Ben Parkinson
  • 1 Minute Read
  • 12th November 2012

Madrid office market exceeds expectations in Q3

Office property take up in the Spanish capital saw a significant boost in the third quarter despite the country’s on-going economic woes, according to global estate agents Savills.

The report suggests that a series of transactions for space over 5,000 sq m – which accounted for 26% of total deals completed - drove the unexpected increase, with the total office space take up for the quarter rising to 70,000 sq m.

Refurbished space was another key feature of the report, as businesses seek to minimise overheads by avoiding costly new-build projects.
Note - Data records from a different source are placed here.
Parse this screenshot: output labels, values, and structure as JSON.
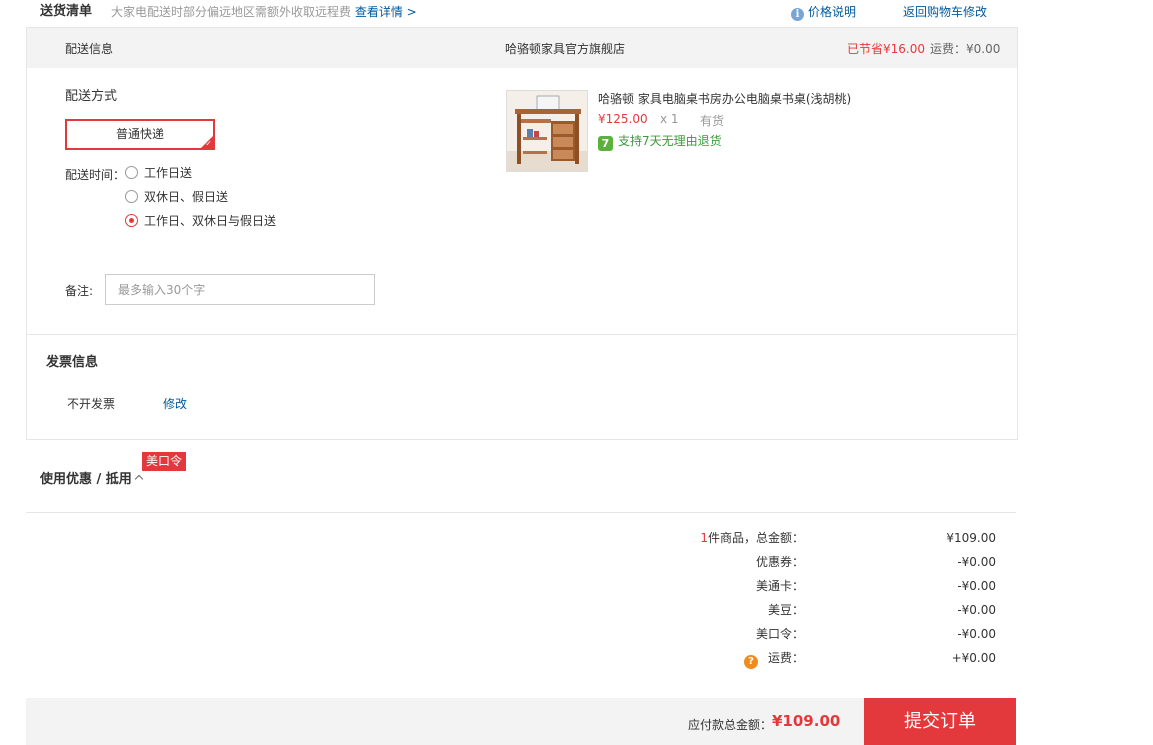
{
  "top": {
    "title": "送货清单",
    "desc": "大家电配送时部分偏远地区需额外收取远程费",
    "detail_link": "查看详情 >",
    "price_explain": "价格说明",
    "back_cart": "返回购物车修改"
  },
  "header": {
    "shipping_info": "配送信息",
    "store": "哈骆顿家具官方旗舰店",
    "saved": "已节省¥16.00",
    "fee": "运费：¥0.00"
  },
  "shipping": {
    "method_label": "配送方式",
    "method_selected": "普通快递",
    "time_label": "配送时间：",
    "options": [
      {
        "label": "工作日送",
        "checked": false
      },
      {
        "label": "双休日、假日送",
        "checked": false
      },
      {
        "label": "工作日、双休日与假日送",
        "checked": true
      }
    ],
    "note_label": "备注:",
    "note_placeholder": "最多输入30个字",
    "note_value": ""
  },
  "product": {
    "name": "哈骆顿 家具电脑桌书房办公电脑桌书桌(浅胡桃)",
    "price": "¥125.00",
    "qty": "x 1",
    "stock": "有货",
    "return_icon": "7",
    "return_text": "支持7天无理由退货"
  },
  "invoice": {
    "title": "发票信息",
    "value": "不开发票",
    "edit": "修改"
  },
  "coupon": {
    "title": "使用优惠 / 抵用",
    "tag": "美口令"
  },
  "summary": {
    "count": "1",
    "count_suffix": "件商品，总金额：",
    "total": "¥109.00",
    "rows": [
      {
        "label": "优惠券：",
        "value": "-¥0.00"
      },
      {
        "label": "美通卡：",
        "value": "-¥0.00"
      },
      {
        "label": "美豆：",
        "value": "-¥0.00"
      },
      {
        "label": "美口令：",
        "value": "-¥0.00"
      },
      {
        "label": "运费：",
        "value": "+¥0.00"
      }
    ]
  },
  "footer": {
    "label": "应付款总金额：",
    "total": "¥109.00",
    "submit": "提交订单"
  },
  "colors": {
    "accent": "#e4393c",
    "link": "#005aa0",
    "header_bg": "#f3f3f3",
    "green": "#5cb13d"
  }
}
Three of the largest transactions in Q3 were agreed on refurbished properties, including Alcalá 65, Paseo de la Castellana 50 and Almagro 40.

Despite positive returns from Q3, total sales since the start of January are down 16% on the same period in 2011 to 210,000 sq m, with projections for total sales of 300,000 sq m by the close of the year.

Supply in the Madrid office market rose to 1.6m sq m in Q3, up by a slender 500 sq m compared to Q2. This has pushed the average vacancy rate in the city up from 11.75% to 12% in the third quarter, an all-time high for both supply and vacancy rates.

Despite such increases, the CBD vacancy rate remained below 4% in Q3; suggesting increased supplies are a result of occupiers leaving existing space vacant, rather than new build projects. Projections for 2013 are for 150,000 sq m of additional office space in the market, with 70% made up of refurbished space.

Ana Zavala, director of office agency at Savills Spain, said: “The deterioration of the country’s economic climate has had a direct effect on the Madrid office market, with rents on a continued downward spiral, excess supply and limited take-up.

“However, we have recorded a higher than expected take-up in Q3 and vacancy rates remains at a low level in the CBD compared to other markets. The prospect for the office market is largely dependent on an improvement in the wider economic recovery, which remains uncertain.”

Continued economic fragility has caused office investment in Madrid to stagnate, according to a report from BNP Paribas, with investment volumes – excluding the €400m sale of Torre Picasso – reaching only €100m, a 56% decrease on 2011.

Pablo Pavía, capital markets director at Savills Spain, stated: “We do have a small group of active domestic investors in the market but they are looking for very specific types of property but the supply is just not fitting their requirements. Of the little investment we have seen, both sale and leaseback opportunities and properties with the potential for residential use have proved popular.”